- Country: This filter allows you to select Bad Samaritan laws based on their geographic jurisdiction. At the top of this filter is a box in which you can type the name of a particular U.S. state, U.S. territory, or country. The name of that jurisdiction will appear if any Bad Samaritan laws are associated with it. You can then select that jurisdiction to view the corresponding laws. The first general filter option, “United States,” will return Bad Samaritan laws (federal, state, and territory) in the United States. The arrow next to this general option expands the list to show sub-options for particular U.S. states and territories. The second general filter option, “Other Countries,” will return Bad Samaritan laws for countries other than the United States.

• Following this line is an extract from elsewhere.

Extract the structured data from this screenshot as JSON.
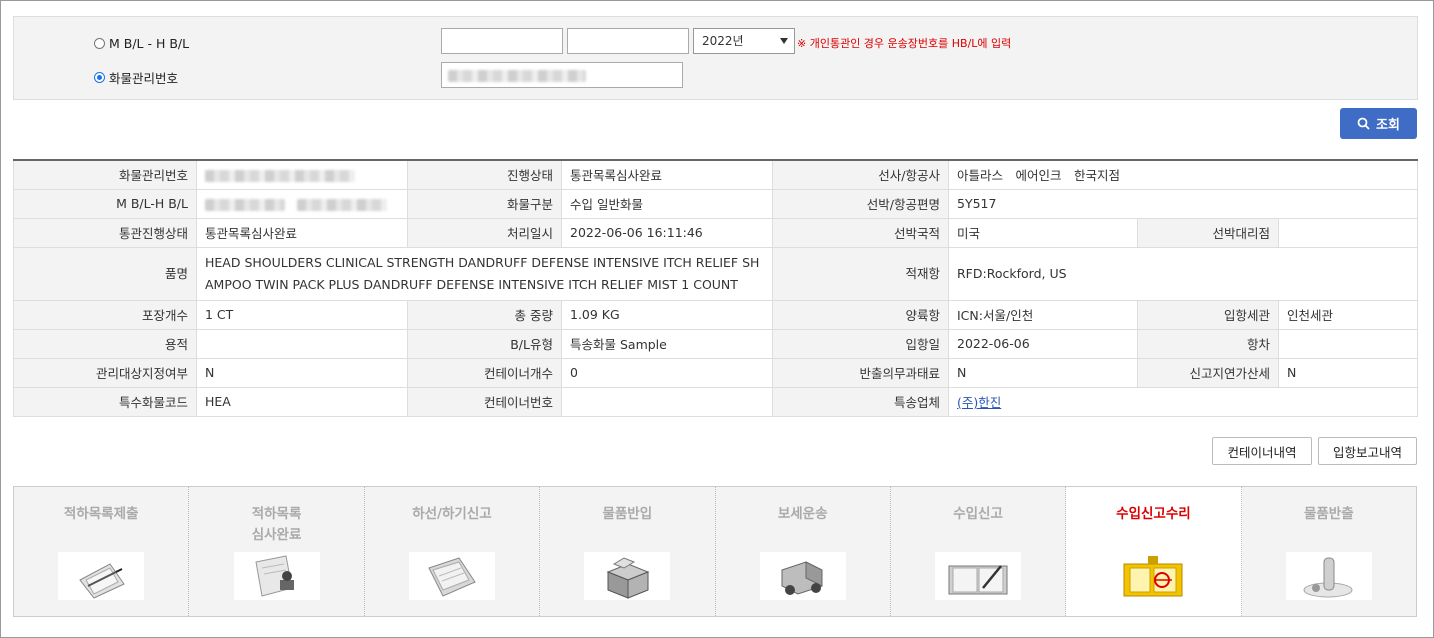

The arrow next to this general option expands the list to show sub-options for particular countries. The third general filter option, “International,” will return laws promulgated by international organizations or agreements. For laws originally written in languages other than English, click to view the entire law to find an English translation.
- Level: Like the “Country” filter, the filter for “Level” allows you to select Bad Samaritan laws based on their geographic jurisdiction. The option of “Subnational” filters Bad Samaritan laws that apply only to a state, province, territory, or other subnational unit. The option of “National” filters Bad Samaritan laws that apply to whole countries. The option of “International” filters Bad Samaritan laws that apply to multiple countries. The “Level” filter can be used in combination with the “Country” filter. For example, selecting “United States” in the “Country” filter and “Subnational” in the “Level” filter will return Bad Samaritan laws at the U.S. state and territory levels. As another example, selecting “United States” in the “Country” filter and “National” in the “Level” filter will return Bad Samaritan laws at the U.S. federal level. As another example,
- Subject Matter: This filter allows you to select Bad Samaritan laws based on their subject matter. The options include whether they apply to a person in peril, crime generally, crime endangering human life or welfare, abuse, child abuse, child abandonment, sexual abuse, felonies, enumerated felonies, enumerated crimes, online exploitation, violent offenses, political campaigns, car accident, hazing, combat, atrocity crimes, public health emergencies, property crimes, a dead body, or a judicial process (such as a wrongful conviction). For definitions of these terms, please see the glossary here.
- Status: This filter allows you to select Bad Samaritan legislation based on the bill’s status. The options include whether the legislation is enacted (“in force”), no longer in effect (“obsolete”), proposed legislation that was not enacted (“failed”), or proposed legislation that is still under consideration (“proposed”).
- Temporal Requirement: This filter allows you to select Bad Samaritan laws based on the amount of time, if any, the duty must be discharged. The options include “promptly,” “immediate,” “timely manner,” “within 24 hours,” “within 48 hours,” “within 72 hours,” “as soon as reasonably practicable,” or a time period is not indicated (“unspecified”). Some Bad Samaritan laws may be associated with more than one temporal requirement, as in when a law imposes a duty to report immediately and not later than a set amount of time (e.g., 24 hours, 48 hours).
- Report Recipient: This filter relates allows you to select Bad Samaritan laws based on to whom the emergency must be reported. The options include police officers and other members of the executive branch of government charged with carrying out and enforcing criminal law (“law enforcement authorities”), official organizations or government departments with particular responsibilities and decision-making powers (“authorities”), or no party is specified (“unspecified”). Some Bad Samaritan laws may be associated with more than one report recipient, as in when a law imposes a duty to report to law enforcement or other authorities.